1Monothelitism is the heresy that claimed Christ only had one will (though there are many permutations of the basic theological point). St. Maximus’ and St. Sophronios’ dyothelitism was upheld as Orthodox by the decisions of the sixth Ecumenical Council (Constantinople III) in 681 A.D. For a general overview of the controversy see Demetrios Bathrellos, The Byzantine Christ: Person, Nature, and Will in the Christology of Saint Maximus the Confessor (New York, NY: Oxford University Press, 2004), 60-98; Joseph P. Farrell, Free Choice in St. Maximus the Confessor (South Canan, PA: St. Tikhon’s Seminary Press, 1989), 67-84; John Meyendorff, Imperial Unity and Christian Devisions, The Church in History vol. II (Crestwood, NY: Saint Vladimir’s Seminary Press, 1989), 333-73.
2For example, the word θέλειν means ‘will’ when used in Disputatio 292B, D and 293 A, but means ‘the mode of willing’ in Opusc. 3, 48A. Bathrellos, The Byzantine Christ, 120, n. 113.
3St. Maxmimus the Confessor, The Disputation With Pyrrhus of our Father Among the Saints Maximus the Confessor, Joseph P. Farrell trans., (South Canan, PA: St. Tikhon’s Seminary Press, 1990), 34. I have taken some of the Jacobean language Farrell uses for his translation and substituted it with modern english usage instead, i.e. ‘does’ instead of ‘doth’.
4Ibid. 10-11.
5Ibid. 5-6. Farrell’s footnote is also worth quoting: “Because our Lord exhibited a will distinct from the Father at Gethsemane, Arius maintained that He was only the highest of creatures. In doing so, Arius accepts the principle that the faculty of will and its operations are rooted in nature, but he denies that there are two natures in Christ. He thus confesses his own type of Monotheletism.” See also Bathrellos, Byzantine Christ, 130.
6Bathrellos, Byzantine Christ, 132-33.
7Ibid. 157.
8Disputation, 32. Brackets are Farrell’s.
9Bathrellos, Byzantine Christ, 156.
10Farrell, Free Choice, 111-15. It should be noted that Bathrellos disagrees with Farrel on point, saying that “Farrell…has…misinterpreted this passage by arguing that for Maximus, proairesis belongs to human nature, and that the saints in heaven will have a proairesis which will not be moved by the ‘things in the middle’…for Maximus, the saints in heaven will not have a proairesis but only an active intellectual desire (ὄρεξις ἐνεργὴς νοερὰ: Opusc. I, 24C).” Bathrellos, Byzantine Christ, 159. Bathrellos on page 149 says that “Proairesis relates to deliberation (βουλὴ or βούλευσις), which is a searching appetite (ὄρεξις ζητητική).”
11Bathrellos, Byzantine Christ, 159. Italics are Bathrellos’s.
12Farrell, Free Choice, 90.
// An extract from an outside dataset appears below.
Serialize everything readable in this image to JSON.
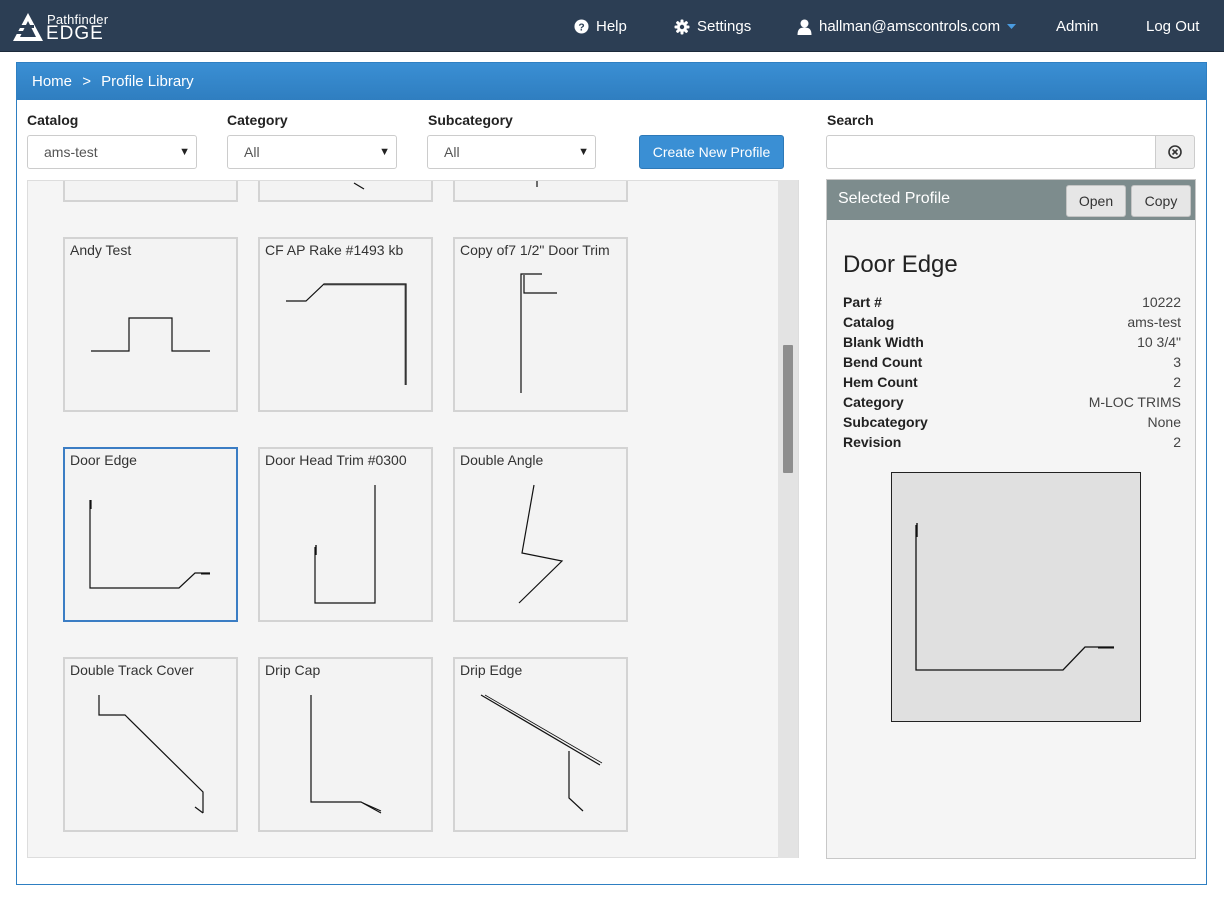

Bathrellos, D. The Byzantine Christ: Person, Nature, and Will in the Christology of Saint Maximus the Confessor. New York, NY: Oxford University Press, 2004.

Farrell, J. P. Free Choice in St. Maximus the Confessor. South Canan, PA: St. Tikhon’s Seminary Press, 1989.

_________, trans. The Disputation with Pyrrhus of our Father Among the Saints Maximus the Confessor. South Canan, PA: St. Tikhon’s Seminary Press, 1990.